Advanced Usage of Concatenate in MySQL

Concatenation in MySQL goes beyond simply combining two or more strings. Let's explore some advanced techniques and scenarios where concatenation can be used effectively.

Concatenating Multiple Fields

In MySQL, you can concatenate multiple fields from a database table to create a new field. This is useful when you need to combine different pieces of information into a single string.

To concatenate multiple fields, use the CONCAT function and provide the field names as parameters. Ensure that the fields are separated by commas.

Using Concatenate with Other Functions

Concatenation can be combined with other MySQL functions to further enhance the manipulation of textual data. Functions such as LENGTH, SUBSTRING, and TRIM can be used alongside concatenation to extract and transform data as needed.

By leveraging the power of concatenation and other functions, you can achieve complex string operations efficiently in MySQL.

In conclusion, concatenation is a vital feature in MySQL that allows you to combine strings and manipulate textual data effectively.

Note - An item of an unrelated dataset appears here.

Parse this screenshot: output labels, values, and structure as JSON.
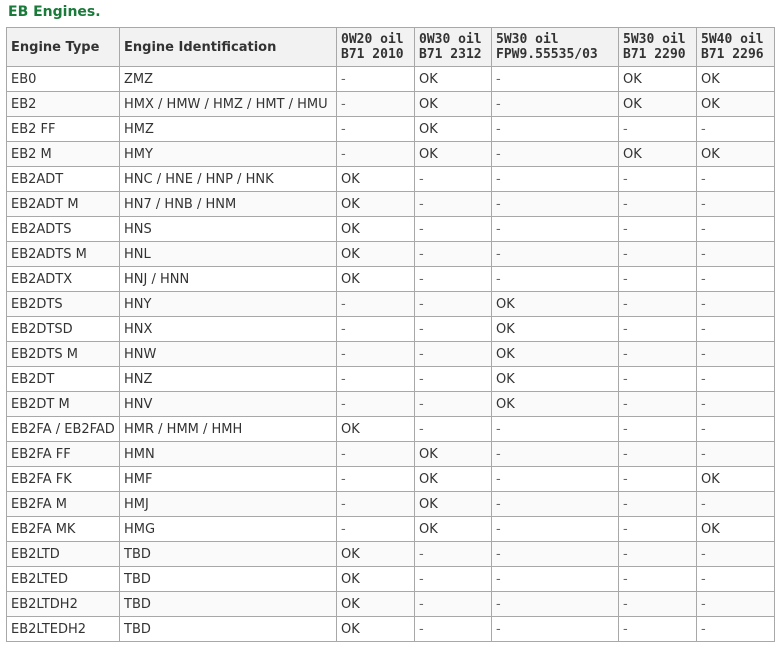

By understanding its basics, syntax, and implementation techniques, you can unlock the full potential of concatenation in MySQL and enhance your database management capabilities.

Happy concatenating!

New Release

Get in Touch to Learn More

See Why Users Love CastorDoc
Fantastic tool for data discovery and documentation

“[I like] The easy to use interface and the speed of finding the relevant assets that you're looking for in your database. I also really enjoy the score given to each table, [which] lets you prioritize the results of your queries by how often certain data is used.” - Michal P., Head of Data